Linde Murphy is the Chief Compliance Officer for M.E. Allison & Co., Inc., a full-service broker-dealer and Texas Registered Investment Adviser. Founded in 1946, the firm also provides municipalities with advisory and underwriting services. In Ms. Murphy's role, she implements and tests M.E. Allison's compliance control, supervisory functions and WSPs, audit, 1017/CMA acquisitions, disclosure and training solutions, and more for the BD/IA and associated persons. 

Since beginning her investment career in 1999, Ms. Murphy has worked for small firms for the majority of her career. She has sales, compliance, business development, strategy and operational executive-level expertise. In addition to the Series 4, 7, 24, 27, 50, 53, 63, 65 licensing, Ms. Murphy graduated from the FINRA Institute at Wharton, resulting in her earning the CRCP designation, thanks to having been awarded the FINRA Small Firm Scholarship. Ms. Murphy graduated with honors from American University in Washington, D.C. 

Ms. Murphy is currently serving a three-year term on the FINRA Small Firm Advisory Committee and is the 2019 elected Chair. In 2016, Ms. Murphy was elected to a three-year term on the FINRA District 6 Committee, has served with distinction on the FINRA Fixed Income Committee and the FINRA Regulatory Advisory Committee. Ms. Murphy has been an active participant in the industry-led effort to obtain small non-custodial firm relief from the PCAOB audit requirements, is a highly sought-after public speaker and regularly speaks at FINRA conferences, district events, and industry association events. 

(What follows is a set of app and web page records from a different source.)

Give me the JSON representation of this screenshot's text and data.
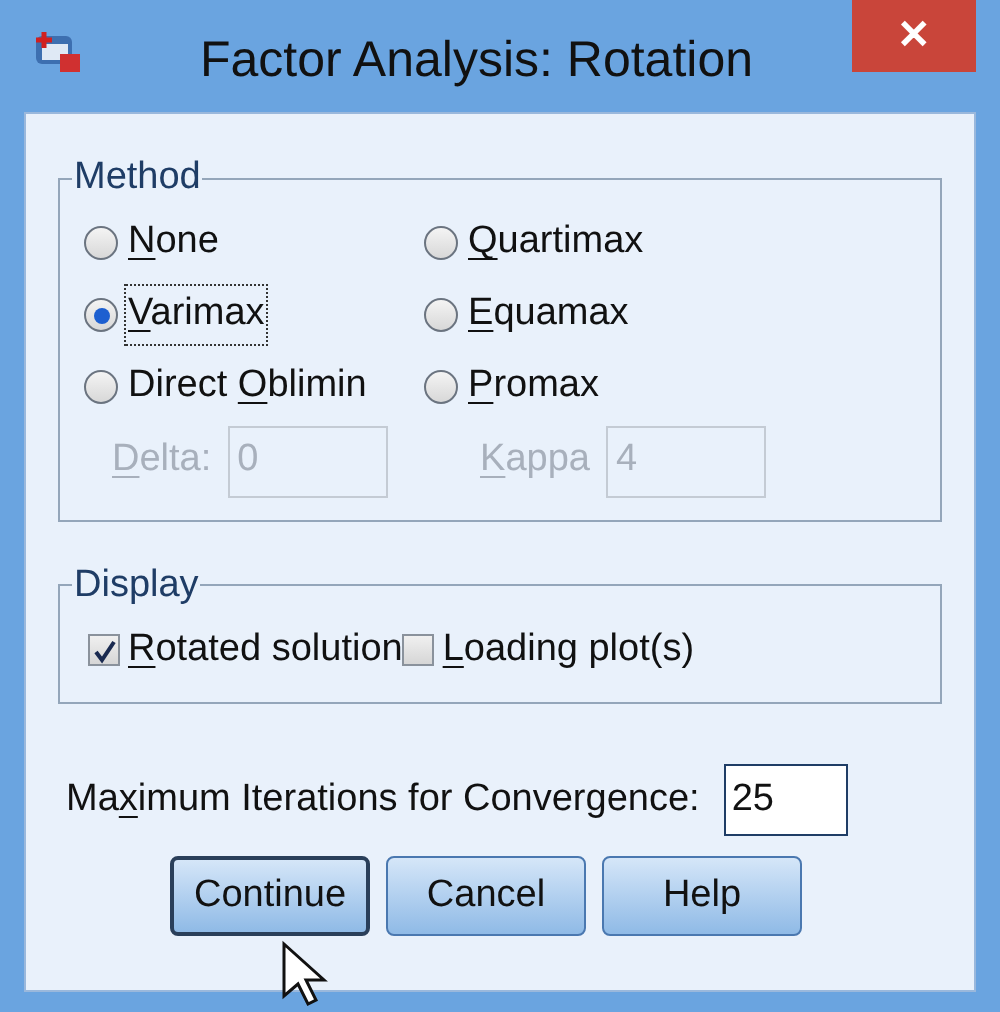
{
  "window": {
    "title": "Factor Analysis: Rotation",
    "close": "✕"
  },
  "method": {
    "title": "Method",
    "options": [
      {
        "key": "N",
        "post": "one",
        "selected": false
      },
      {
        "key": "Q",
        "post": "uartimax",
        "selected": false
      },
      {
        "key": "V",
        "post": "arimax",
        "selected": true
      },
      {
        "key": "E",
        "post": "quamax",
        "selected": false
      },
      {
        "pre": "Direct ",
        "key": "O",
        "post": "blimin",
        "selected": false
      },
      {
        "key": "P",
        "post": "romax",
        "selected": false
      }
    ],
    "params": [
      {
        "key": "D",
        "post": "elta:",
        "value": "0",
        "disabled": true
      },
      {
        "key": "K",
        "post": "appa",
        "value": "4",
        "disabled": true
      }
    ]
  },
  "display": {
    "title": "Display",
    "options": [
      {
        "key": "R",
        "post": "otated solution",
        "checked": true
      },
      {
        "key": "L",
        "post": "oading plot(s)",
        "checked": false
      }
    ]
  },
  "iterations": {
    "pre": "Ma",
    "key": "x",
    "post": "imum Iterations for Convergence:",
    "value": "25"
  },
  "buttons": [
    {
      "label": "Continue",
      "focused": true
    },
    {
      "label": "Cancel",
      "focused": false
    },
    {
      "label": "Help",
      "focused": false
    }
  ]
}
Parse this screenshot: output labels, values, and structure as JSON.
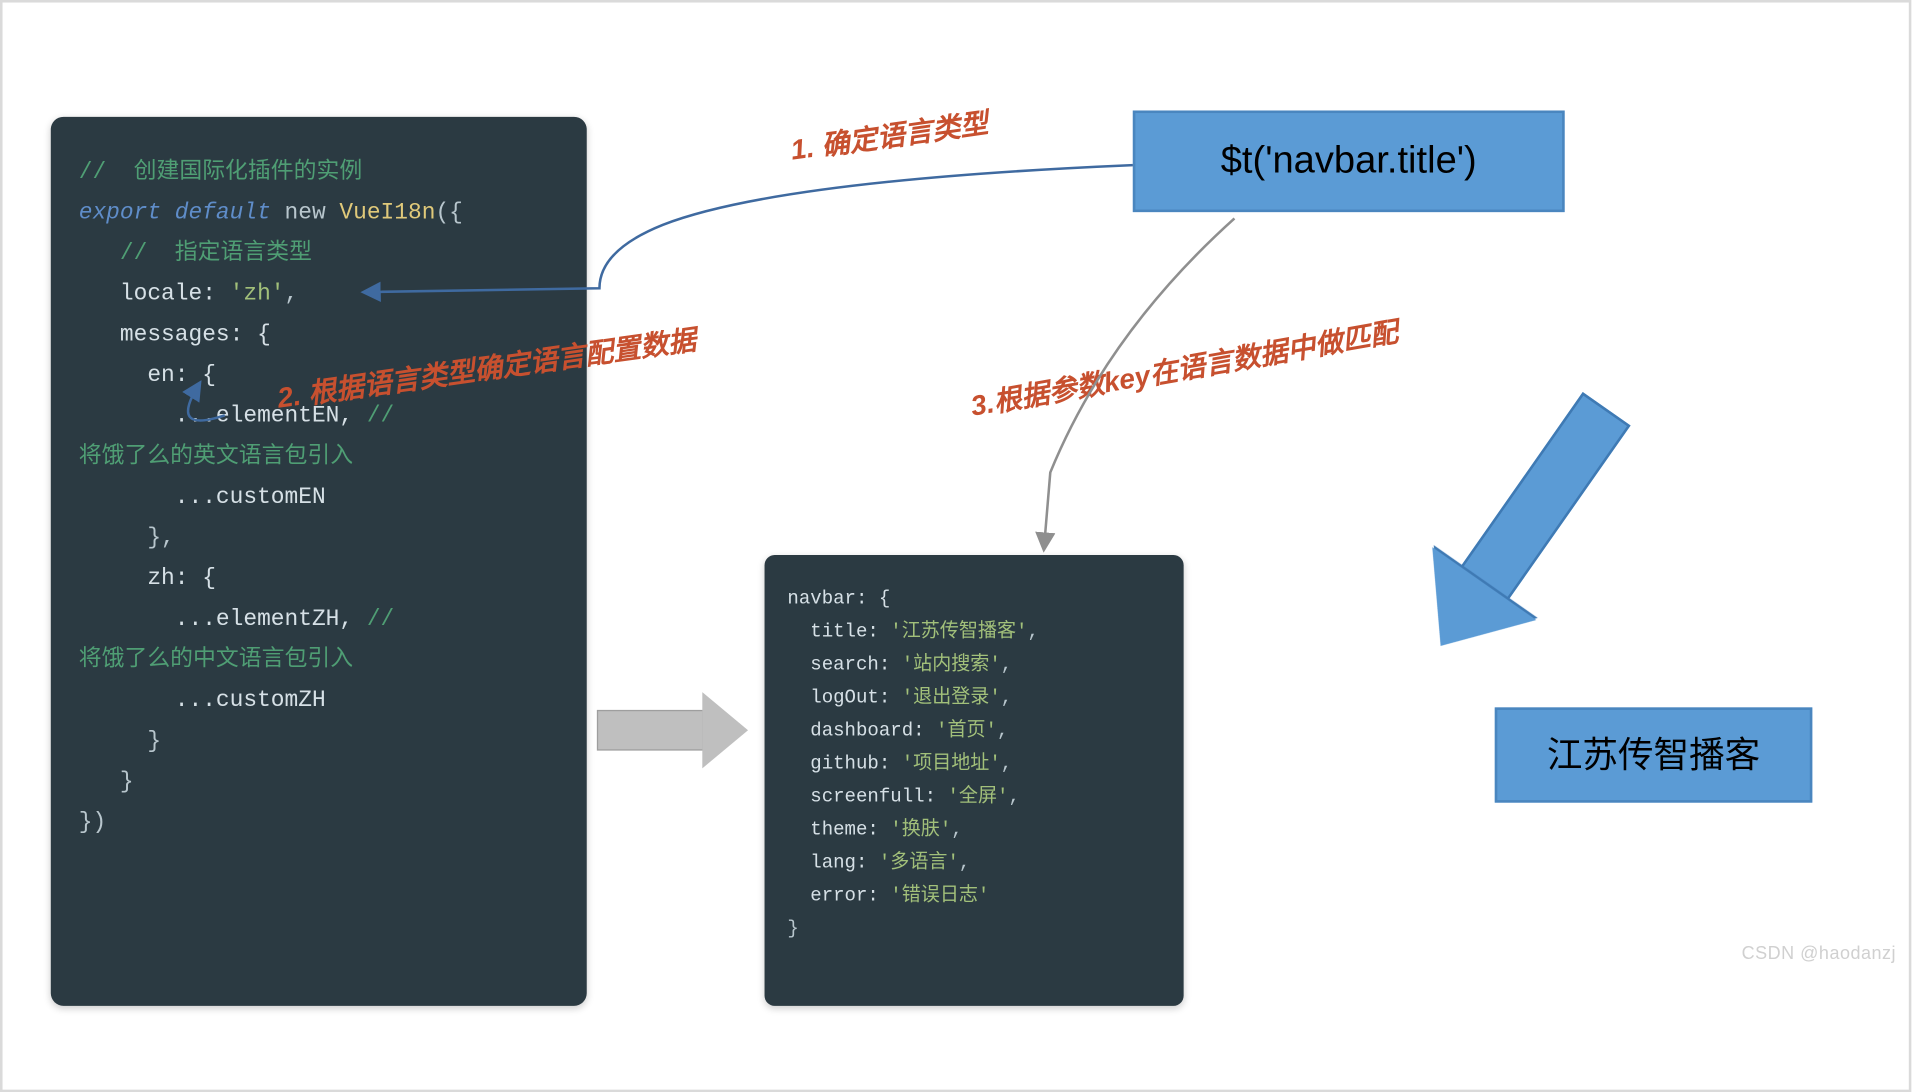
{
  "diagram": {
    "watermark": "CSDN @haodanzj",
    "steps": {
      "s1": "1. 确定语言类型",
      "s2": "2. 根据语言类型确定语言配置数据",
      "s3": "3.根据参数key在语言数据中做匹配"
    },
    "expression": "$t('navbar.title')",
    "result": "江苏传智播客",
    "codeLeft": {
      "l1_comment": "//  创建国际化插件的实例",
      "l2_export": "export",
      "l2_default": " default",
      "l2_new": " new ",
      "l2_type": "VueI18n",
      "l2_open": "({",
      "l3_comment": "   //  指定语言类型",
      "l4": "   locale: ",
      "l4_val": "'zh'",
      "l4_end": ",",
      "l5": "   messages: {",
      "l6": "     en: {",
      "l7": "       ...elementEN,",
      "l7_cmt": " // ",
      "l8_cmt": "将饿了么的英文语言包引入",
      "l9": "       ...customEN",
      "l10": "     },",
      "l11": "     zh: {",
      "l12": "       ...elementZH,",
      "l12_cmt": " // ",
      "l13_cmt": "将饿了么的中文语言包引入",
      "l14": "       ...customZH",
      "l15": "     }",
      "l16": "   }",
      "l17": "})"
    },
    "codeRight": {
      "l1": "navbar: {",
      "k1": "  title: ",
      "v1": "'江苏传智播客'",
      "c": ",",
      "k2": "  search: ",
      "v2": "'站内搜索'",
      "k3": "  logOut: ",
      "v3": "'退出登录'",
      "k4": "  dashboard: ",
      "v4": "'首页'",
      "k5": "  github: ",
      "v5": "'项目地址'",
      "k6": "  screenfull: ",
      "v6": "'全屏'",
      "k7": "  theme: ",
      "v7": "'换肤'",
      "k8": "  lang: ",
      "v8": "'多语言'",
      "k9": "  error: ",
      "v9": "'错误日志'",
      "lend": "}"
    }
  }
}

Identifying a need for networking and sharing of knowledge, Ms. Murphy formed a Round Table Group for clearing firm correspondents to address common concerns and share best practices. She serves on the board of Texas Women in Public Finance, is a member of the San Antonio Chamber of Commerce where she was selected for Executive Leadership for the Leadership San Antonio program, is a founding member of the soon-to-be-launched National Association of Small Broker-Dealers, and is active in industry groups, including the Texas Wall Street Women. Ms. Murphy has been recognized by past employer as a Hard Charger for exceeding goals. Ms. Murphy has extensive board experience, including KLRN (the San Antonio affiliate of Public Broadcasting Service), San Antonio Botanical Garden, and Texas Women in Public Finance. Ms. Murphy works on committees for local nonprofits including Las Casas Foundation supporting youth in theater arts, ArtPace, events benefiting Make A Wish and education causes.